▶ **About this task**
Copy each line below holding "Ctrl".

▶ **Data shown**
^^^^^^^^

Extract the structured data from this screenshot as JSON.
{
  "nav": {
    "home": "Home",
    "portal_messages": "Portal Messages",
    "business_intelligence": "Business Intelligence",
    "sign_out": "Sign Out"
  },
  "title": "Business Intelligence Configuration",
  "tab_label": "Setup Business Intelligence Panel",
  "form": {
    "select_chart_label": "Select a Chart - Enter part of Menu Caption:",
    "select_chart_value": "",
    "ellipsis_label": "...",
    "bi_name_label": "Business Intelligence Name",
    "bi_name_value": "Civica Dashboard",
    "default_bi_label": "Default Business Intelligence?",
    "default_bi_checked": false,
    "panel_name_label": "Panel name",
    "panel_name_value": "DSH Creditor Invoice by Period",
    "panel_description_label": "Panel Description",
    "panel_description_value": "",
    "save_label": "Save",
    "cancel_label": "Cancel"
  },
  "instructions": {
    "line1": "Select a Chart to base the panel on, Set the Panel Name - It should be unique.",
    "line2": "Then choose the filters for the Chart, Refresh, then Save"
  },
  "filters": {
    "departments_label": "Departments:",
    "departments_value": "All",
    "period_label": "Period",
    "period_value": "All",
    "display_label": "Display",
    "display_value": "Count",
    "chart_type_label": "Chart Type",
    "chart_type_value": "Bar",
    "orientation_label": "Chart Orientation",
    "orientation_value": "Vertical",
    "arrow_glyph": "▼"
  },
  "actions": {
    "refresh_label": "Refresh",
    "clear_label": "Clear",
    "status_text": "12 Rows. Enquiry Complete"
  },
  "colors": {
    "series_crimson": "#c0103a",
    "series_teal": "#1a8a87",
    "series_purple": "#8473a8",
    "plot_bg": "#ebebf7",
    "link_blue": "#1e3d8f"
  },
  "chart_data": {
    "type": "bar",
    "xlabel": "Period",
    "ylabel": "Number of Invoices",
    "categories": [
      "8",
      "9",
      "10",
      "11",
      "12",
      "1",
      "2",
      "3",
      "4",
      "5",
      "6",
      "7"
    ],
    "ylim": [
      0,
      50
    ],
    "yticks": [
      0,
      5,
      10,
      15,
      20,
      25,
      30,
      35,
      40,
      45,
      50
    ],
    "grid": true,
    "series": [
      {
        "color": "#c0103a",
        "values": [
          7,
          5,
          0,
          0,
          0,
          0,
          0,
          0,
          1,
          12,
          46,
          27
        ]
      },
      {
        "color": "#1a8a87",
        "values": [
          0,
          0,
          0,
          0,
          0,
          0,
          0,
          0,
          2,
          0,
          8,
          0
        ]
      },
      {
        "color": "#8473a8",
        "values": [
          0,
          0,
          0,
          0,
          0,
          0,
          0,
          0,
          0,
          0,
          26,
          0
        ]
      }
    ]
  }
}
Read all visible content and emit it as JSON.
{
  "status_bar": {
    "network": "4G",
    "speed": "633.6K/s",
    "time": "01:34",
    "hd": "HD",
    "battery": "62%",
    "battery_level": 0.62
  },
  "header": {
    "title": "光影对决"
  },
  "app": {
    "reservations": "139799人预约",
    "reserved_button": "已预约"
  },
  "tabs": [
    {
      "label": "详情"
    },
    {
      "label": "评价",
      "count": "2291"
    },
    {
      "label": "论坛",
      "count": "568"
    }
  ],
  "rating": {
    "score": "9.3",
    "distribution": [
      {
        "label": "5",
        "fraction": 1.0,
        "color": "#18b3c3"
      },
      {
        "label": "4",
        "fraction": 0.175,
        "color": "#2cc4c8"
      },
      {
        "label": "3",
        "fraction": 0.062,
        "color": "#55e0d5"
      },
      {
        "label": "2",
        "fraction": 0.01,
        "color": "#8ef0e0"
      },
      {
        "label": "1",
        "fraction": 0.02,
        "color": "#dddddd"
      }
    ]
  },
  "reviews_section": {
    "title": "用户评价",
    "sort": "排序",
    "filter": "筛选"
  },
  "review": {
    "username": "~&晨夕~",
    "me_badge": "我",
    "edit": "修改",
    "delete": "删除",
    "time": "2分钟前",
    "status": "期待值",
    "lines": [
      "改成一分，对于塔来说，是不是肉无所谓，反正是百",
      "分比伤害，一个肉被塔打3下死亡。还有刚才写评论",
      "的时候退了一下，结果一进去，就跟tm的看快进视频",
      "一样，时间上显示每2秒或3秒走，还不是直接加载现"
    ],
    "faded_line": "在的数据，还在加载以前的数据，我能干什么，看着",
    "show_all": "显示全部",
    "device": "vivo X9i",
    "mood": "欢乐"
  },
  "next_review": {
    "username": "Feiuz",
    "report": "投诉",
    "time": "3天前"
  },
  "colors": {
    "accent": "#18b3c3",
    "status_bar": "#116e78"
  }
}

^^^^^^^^

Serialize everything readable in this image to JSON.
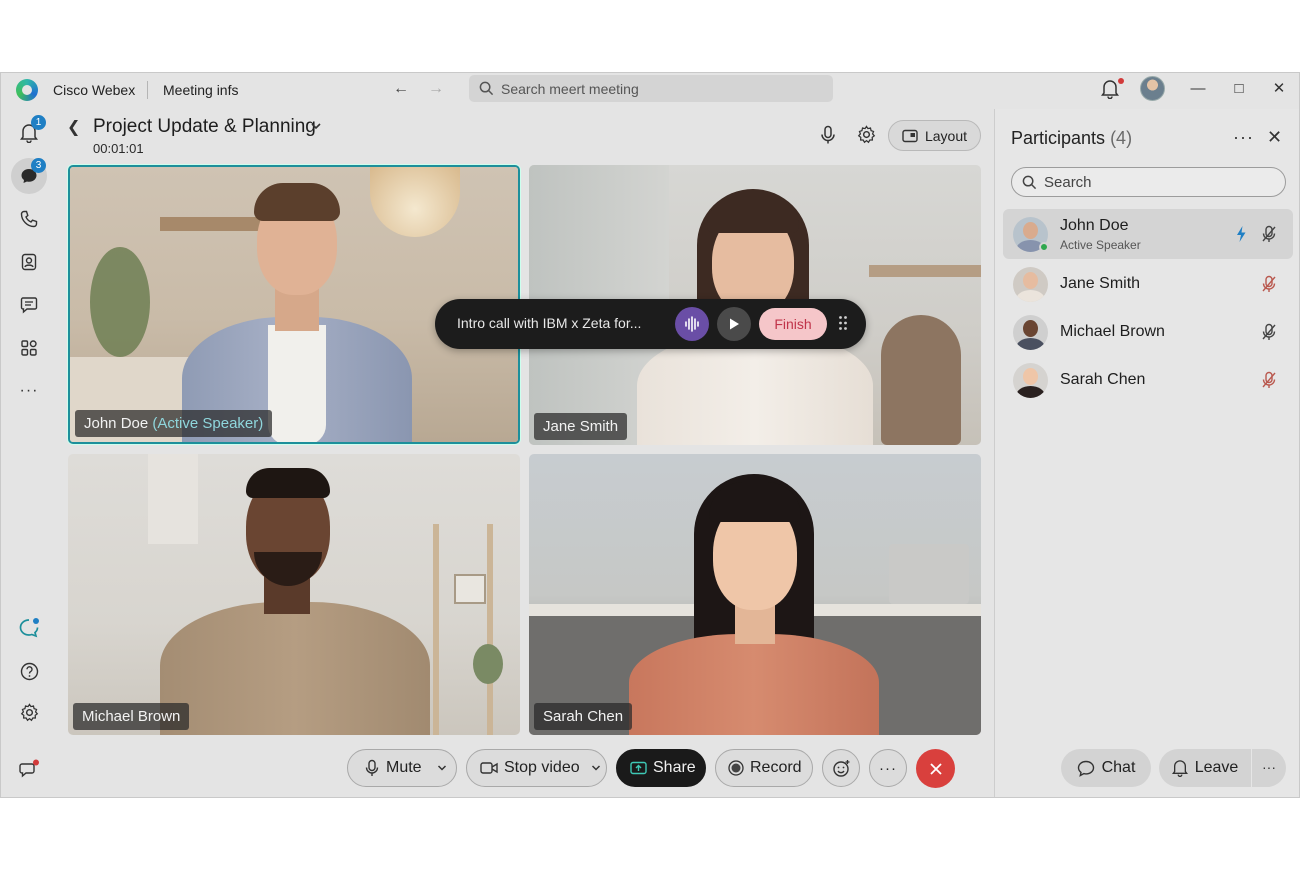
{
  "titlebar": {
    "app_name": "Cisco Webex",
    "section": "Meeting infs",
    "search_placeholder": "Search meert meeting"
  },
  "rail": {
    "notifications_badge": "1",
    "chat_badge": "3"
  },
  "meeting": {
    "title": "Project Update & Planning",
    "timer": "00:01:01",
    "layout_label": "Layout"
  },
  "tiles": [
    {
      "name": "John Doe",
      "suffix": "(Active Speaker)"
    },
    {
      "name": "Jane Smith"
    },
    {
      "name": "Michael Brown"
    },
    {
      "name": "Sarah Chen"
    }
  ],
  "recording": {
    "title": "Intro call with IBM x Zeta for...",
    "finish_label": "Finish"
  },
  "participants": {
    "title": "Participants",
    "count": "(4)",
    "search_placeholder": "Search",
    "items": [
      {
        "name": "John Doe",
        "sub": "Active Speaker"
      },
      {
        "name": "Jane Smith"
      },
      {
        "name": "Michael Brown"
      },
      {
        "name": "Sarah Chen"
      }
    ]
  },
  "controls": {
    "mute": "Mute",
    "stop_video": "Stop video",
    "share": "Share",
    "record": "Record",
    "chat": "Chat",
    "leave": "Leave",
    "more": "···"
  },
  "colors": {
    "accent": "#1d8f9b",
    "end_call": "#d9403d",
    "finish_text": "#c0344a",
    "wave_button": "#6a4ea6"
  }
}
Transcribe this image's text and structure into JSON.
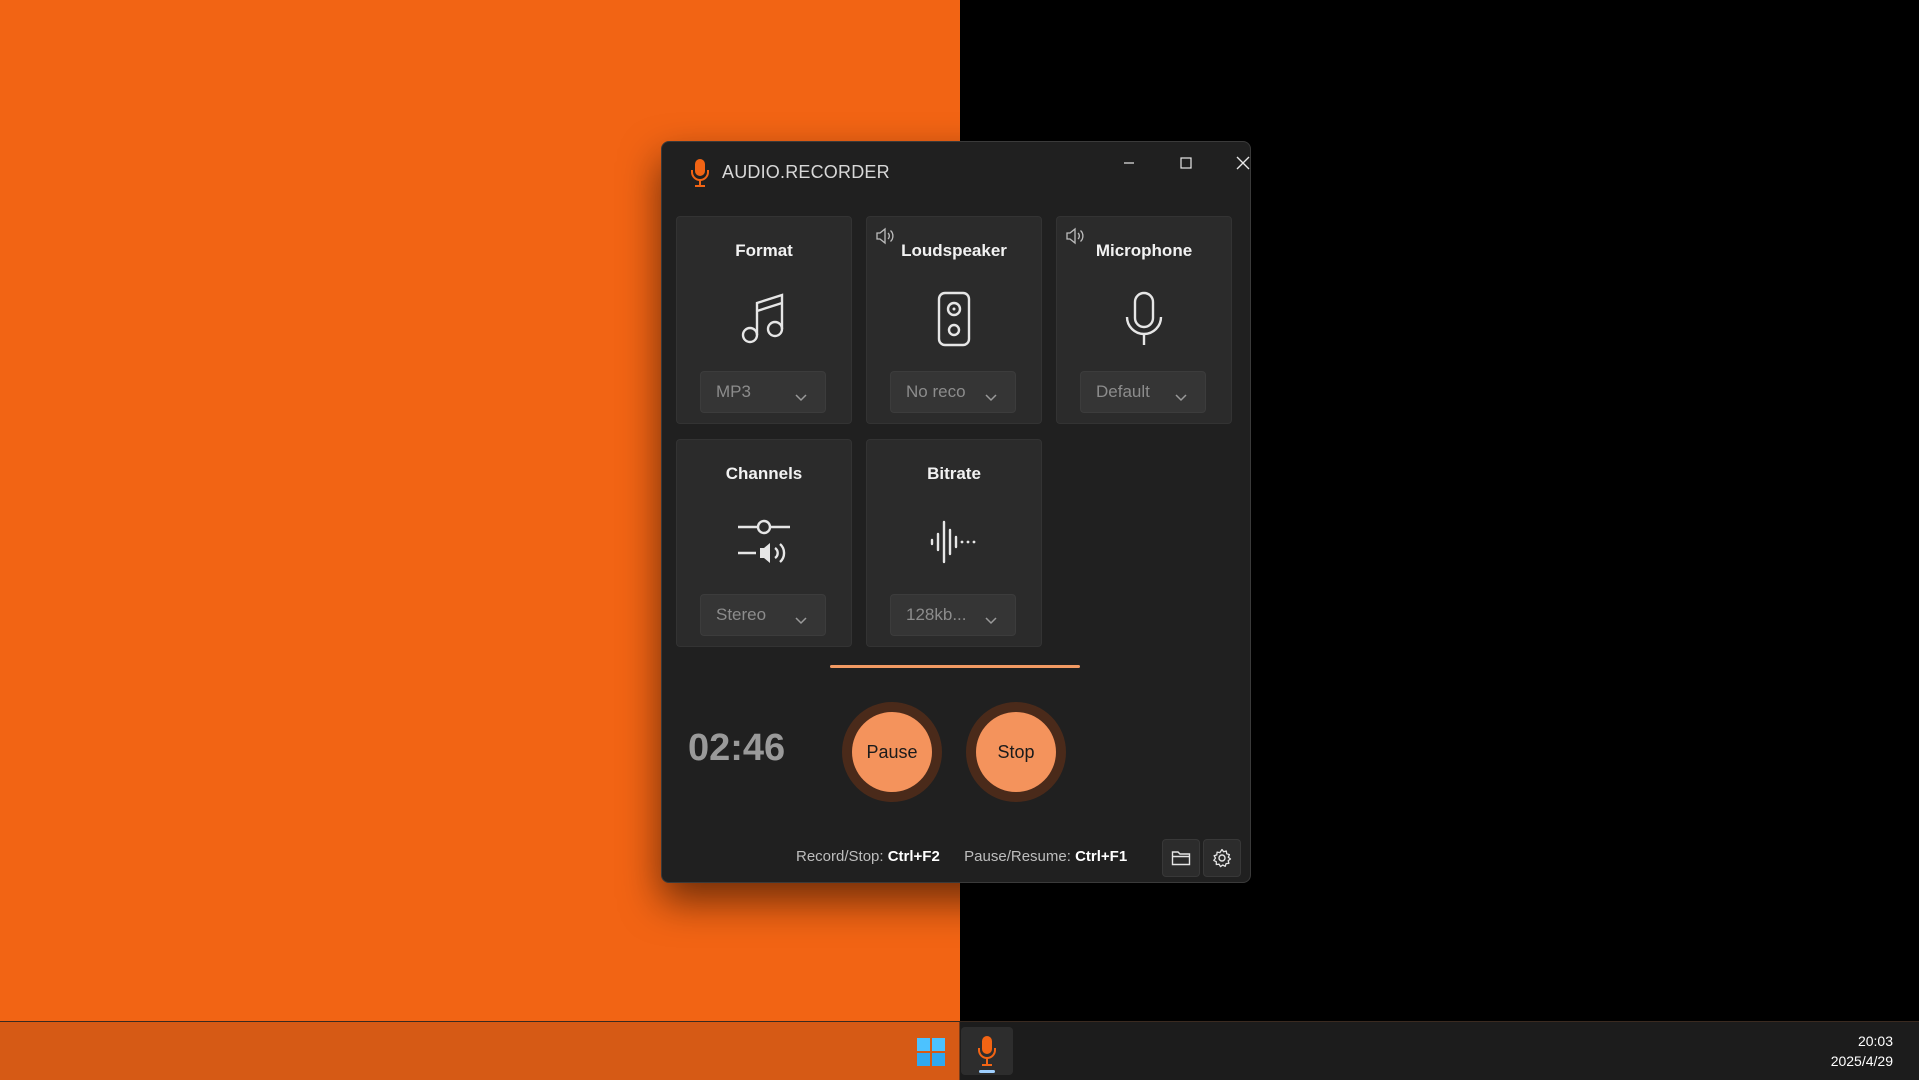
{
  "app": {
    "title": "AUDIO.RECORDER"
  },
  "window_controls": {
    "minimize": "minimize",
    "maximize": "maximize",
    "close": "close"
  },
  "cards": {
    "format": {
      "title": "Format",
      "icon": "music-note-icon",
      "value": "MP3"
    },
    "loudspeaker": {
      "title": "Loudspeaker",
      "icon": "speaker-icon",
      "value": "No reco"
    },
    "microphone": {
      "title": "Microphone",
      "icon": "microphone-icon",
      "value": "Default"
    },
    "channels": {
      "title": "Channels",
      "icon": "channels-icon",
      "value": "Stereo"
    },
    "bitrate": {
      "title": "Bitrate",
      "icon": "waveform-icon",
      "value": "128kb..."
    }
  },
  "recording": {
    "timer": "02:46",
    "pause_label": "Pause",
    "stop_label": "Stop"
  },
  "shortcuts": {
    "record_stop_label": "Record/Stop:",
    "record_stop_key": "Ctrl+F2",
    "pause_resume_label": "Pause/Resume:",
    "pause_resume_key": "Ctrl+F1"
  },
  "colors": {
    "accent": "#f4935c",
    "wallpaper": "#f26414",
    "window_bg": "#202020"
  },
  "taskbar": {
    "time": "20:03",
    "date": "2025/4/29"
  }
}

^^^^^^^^

▶ **Output**
    "record_stop_key": "Ctrl+F2",
    "pause_resume_key": "Ctrl+F1"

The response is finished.